He added, “That, combined with the Home Owners Association fee, puts the annual cost to a homeowner close to $1,000. That’s an additional cost, I know these are improvements that are benefiting the neighborhood, and I think that is a plus. But I think that’s one of the other things you need to keep in mind, making sure that burden isn’t so onerous that it comes back and we have to face it in the future when we have to do levies.”
Homan said there were multiple concerns for the city in regard to the potential NCA and how it would be received in the community.
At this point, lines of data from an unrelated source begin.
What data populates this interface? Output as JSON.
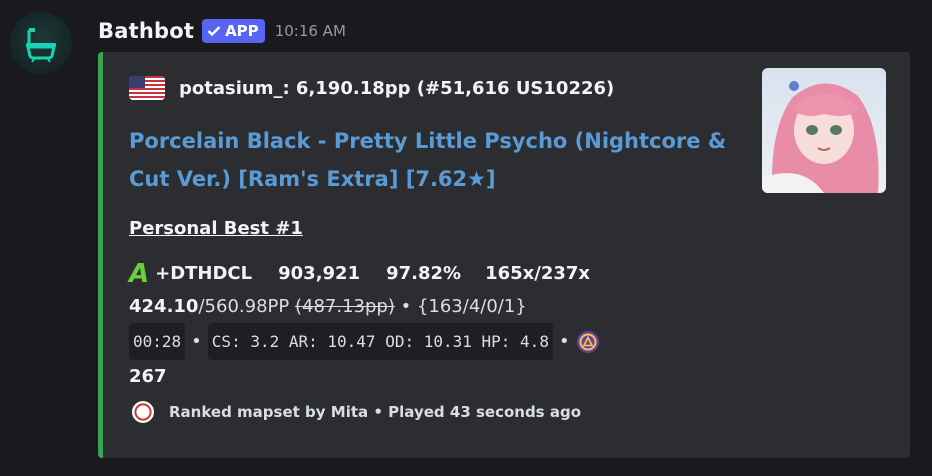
{
  "bot": {
    "name": "Bathbot",
    "badge": "APP",
    "time": "10:16 AM"
  },
  "embed": {
    "author": "potasium_: 6,190.18pp (#51,616 US10226)",
    "title": "Porcelain Black - Pretty Little Psycho (Nightcore & Cut Ver.) [Ram's Extra] [7.62★]",
    "personal_best": "Personal Best #1",
    "grade": "A",
    "mods": "+DTHDCL",
    "score": "903,921",
    "accuracy": "97.82%",
    "combo": "165x/237x",
    "pp": "424.10",
    "pp_max": "/560.98PP",
    "pp_fc": "(487.13pp)",
    "hits": "{163/4/0/1}",
    "length": "00:28",
    "map_stats": "CS: 3.2 AR: 10.47 OD: 10.31 HP: 4.8",
    "bpm": "267",
    "footer": "Ranked mapset by Mita • Played 43 seconds ago",
    "bullet": "•"
  },
  "colors": {
    "accent": "#3aa356",
    "title": "#5b9bd5",
    "badge": "#5865f2"
  },
  "icons": [
    "bathtub-icon",
    "us-flag-icon",
    "check-icon",
    "grade-a-icon",
    "mode-icon",
    "ranked-icon",
    "beatmap-thumbnail"
  ]
}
He pointed out the confusion expressed by many residents who were unsure of what the additional charge was, while also saying the margin in which the 2016 road levy failed was impacted by residents in the southwest area, where current NCAs exist, who, otherwise, had shown support in the past for levies but did not support the road levy.
Vice Mayor Kent Shafer downplayed the impact of those residents on the failure of the levy, pointing out the levy failed by 60 percent. “We need to weight this on its own merits,” he said. “Does it make sense for the city, does it make sense for the people living there to do this?”
Attorney Greg Stype, who has worked with many of the NCAs created throughout central Ohio over the past 30 years, reminded council the original millage rate asked was well above the 7.5 mills included in the petition, saying, “7.5 mills compared to most community authorities that are for decent or large-scale residential developments is actually a lower threshold.”
He went on to say the reason no houses have been built yet has a lot to do with how much a community authority generates and what the developer can afford to put into those houses.
Unlike the two other NCAs associated with the construction of Glenn Parkway, which were initiated by the city and will dissolve when the expenses for the road have been recouped, the Terra Alta NCA does not have a definitive end date.
Questioned by Councilwoman Lisa Keller about the timeline of the NCA, Stype said the millage will stay at the approved rate “long enough for the capital improvement costs to be paid back” with the millage rate dropping down to “a level that is required for simple maintenance” afterward.
Stype, responding to a question from Keller about how it would be made known when those capital improvement costs had been fully reimbursed, reiterated the governing body of the NCA would consist of seven members, four of which are appointed by the city and three which would represent the developer, and that no action could be taken without the majority of the present representatives being those who were city-appointed.
Asked about the 5.5-mill rate proposed and what the rate would mean for the developer, Fisher called it a “squeeze” and said they would not be able to recover all the costs of the project as it sits today, with even more costs sure to come as it progresses.
While the developers have pushed the importance of the NCA and millage rate to the overall quality of the development, Councilman George Hellinger balked at the notion developers would drastically change the quality of their product, stating, “No, you’re not, because nobody would buy them.”
Jennifer Popham, a Realtor and former Delaware resident who now lives in Powell, took part in the public hearing to voice her support of the NCA.
“There is nothing for someone who is looking for a move-up home and wants to stay in Delaware … if you can find that one property, you have to buy something with acreage, and if you want just a small yard, there isn’t one single thing available,” she said. “So, I think there is a desperate need for the development.”
Popham went on to say the NCA would also benefit potential homeowners by lowering the cost of homes in the development. Speaking from experience, she also downplayed the idea residents could be rightfully confused about the millage rate being added to their property taxes, saying the rates are explained more than once throughout the buying process.
Following discussions, Homan said he would follow up with the development team to work on getting the proposal back in front of council.
Reach Dillon Davis at 740-413-0904. Follow him on Twitter @ddavis_gazette.